It was many, many W-2 forms ago that I had a job as a production artist at an advertising agency. It wasn’t much of a job, and neither was the pay. But I met perhaps the most interesting people in my field.


Most of these people worked in the copyediting department. One was a beautiful lady (both inside and out) who moved on to be a television star and an entrepreneur. Another was the suave gallant from South America who made project management seem unusually sexy and oh so continental. And there was that hilarious gay kid who was a wonderful foil to the charming Charlestonian gay kid.


But the one co-worker who become my muse was Don, the head copy editor. I thought I hated my job more than anyone in the world–that is, until I met this professional wordsmith.


It was a dark and stormy day at the agency, and I was busy making yet another round of frivolous design corrections from a client. As I waited for the massive file to save, an unearthly reverberation rolled from the other end of the dimly lit room. Curious, I looked over the top of my cube toward the noise, not unlike a meercat peering from its hole.


At the other end of the long aisle that traversed the creative department, from a distant cubicle, a bald head crested like a small resurgent dome. Without warning, an angry man emerged from the cubicle with the ferocity of a super-volcanic caldera. He disgorged a hot flowing jet of suphurous epithets that would have made a geologist gasp and clutch his epizoan pearls.


This calderic man waved a fist-full of paper in the air, apparently displeased at the words printed upon them. He bellowed the name of the suave South American, demanding a swift retribution soaked in blood.


Apparently, the agency’s client, a large retail chain who will not be named here, insisted on using their own horrifically mangled copy instead of the succinct and elegant prose that the lead copyeditor had composed. As his paper waving continued, he called into question both the intelligence and the parentage of the client.


With the swiftness of an overly-attentive butler, the suave South American appeared. In his usual debonair style, he assured his colleague that he would talk to the client and bring back a suitable compromise to this most grievous misunderstanding.


The Vesuvian man halted his lava flow of expletives. He cooled, giving a dubious snort and disappeared back into his cubicle. Now was the volcanic winter of his discontent.


As I enjoyed the dramatic collapse of this magma chamber before me, I was awash with inspired amusement. With the ebullience of Gene Belcher, I thought to myself, “I like this man!”


I got to know this passionate copy editor they called Don. He was one witty son-of-a-gun. We bonded over our repulsion of the agency’s clients and our love of photography. We commiserated over the futility of making good work for a client, only to have them completely FUBAR every aspect of the job. Don was truly a mensch’s mensch.

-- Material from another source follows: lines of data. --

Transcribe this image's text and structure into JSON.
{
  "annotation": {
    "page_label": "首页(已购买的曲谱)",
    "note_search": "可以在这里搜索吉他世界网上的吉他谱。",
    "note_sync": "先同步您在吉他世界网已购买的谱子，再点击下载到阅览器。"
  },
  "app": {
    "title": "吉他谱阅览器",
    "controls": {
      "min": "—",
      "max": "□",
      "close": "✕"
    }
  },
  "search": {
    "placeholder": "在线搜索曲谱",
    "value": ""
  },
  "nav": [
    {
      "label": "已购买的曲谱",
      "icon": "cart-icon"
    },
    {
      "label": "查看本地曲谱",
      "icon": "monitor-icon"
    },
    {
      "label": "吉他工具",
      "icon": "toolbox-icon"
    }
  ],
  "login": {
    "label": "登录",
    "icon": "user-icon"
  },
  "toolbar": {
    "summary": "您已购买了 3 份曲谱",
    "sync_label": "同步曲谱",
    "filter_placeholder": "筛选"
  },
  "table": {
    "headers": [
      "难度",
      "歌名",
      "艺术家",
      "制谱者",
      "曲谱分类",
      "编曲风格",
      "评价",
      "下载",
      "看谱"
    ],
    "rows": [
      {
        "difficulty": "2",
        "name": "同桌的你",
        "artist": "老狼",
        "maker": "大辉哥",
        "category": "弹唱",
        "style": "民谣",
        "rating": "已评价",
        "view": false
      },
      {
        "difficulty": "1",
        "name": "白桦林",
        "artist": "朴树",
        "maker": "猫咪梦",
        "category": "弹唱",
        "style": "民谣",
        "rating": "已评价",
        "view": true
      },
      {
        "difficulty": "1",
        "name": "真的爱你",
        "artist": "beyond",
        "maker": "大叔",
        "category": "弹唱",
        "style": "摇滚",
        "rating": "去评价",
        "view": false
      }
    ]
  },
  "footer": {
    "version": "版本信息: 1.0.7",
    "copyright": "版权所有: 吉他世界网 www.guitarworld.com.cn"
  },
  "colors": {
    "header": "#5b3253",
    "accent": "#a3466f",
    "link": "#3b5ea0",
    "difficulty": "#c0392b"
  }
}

It was this very Don who was my inspiration for Don Gerund, Proofreading Inspector. I shared my idea with the real-life Don, and it was the one magical time I saw the perpetual scowl leave his face. He did everything he could to encourage me to commit the tale to paper, but at that time, the only effort I put into it were some notes and outlines.


Years later, I stumbled across my notes while searching through some drawers for a red clown nose (please, don’t ask). With a smile, I meandered through the pages, coming to the conclusion that now may be just the right time to craft this silly noir parody.


So, please, enjoy the hardboiled mishaps of Don Gerund, P.I. (Proofreading Investigator) in a series of tales I will call The Chicago-Style Overcoat.


Ahh, if only Don could see me now….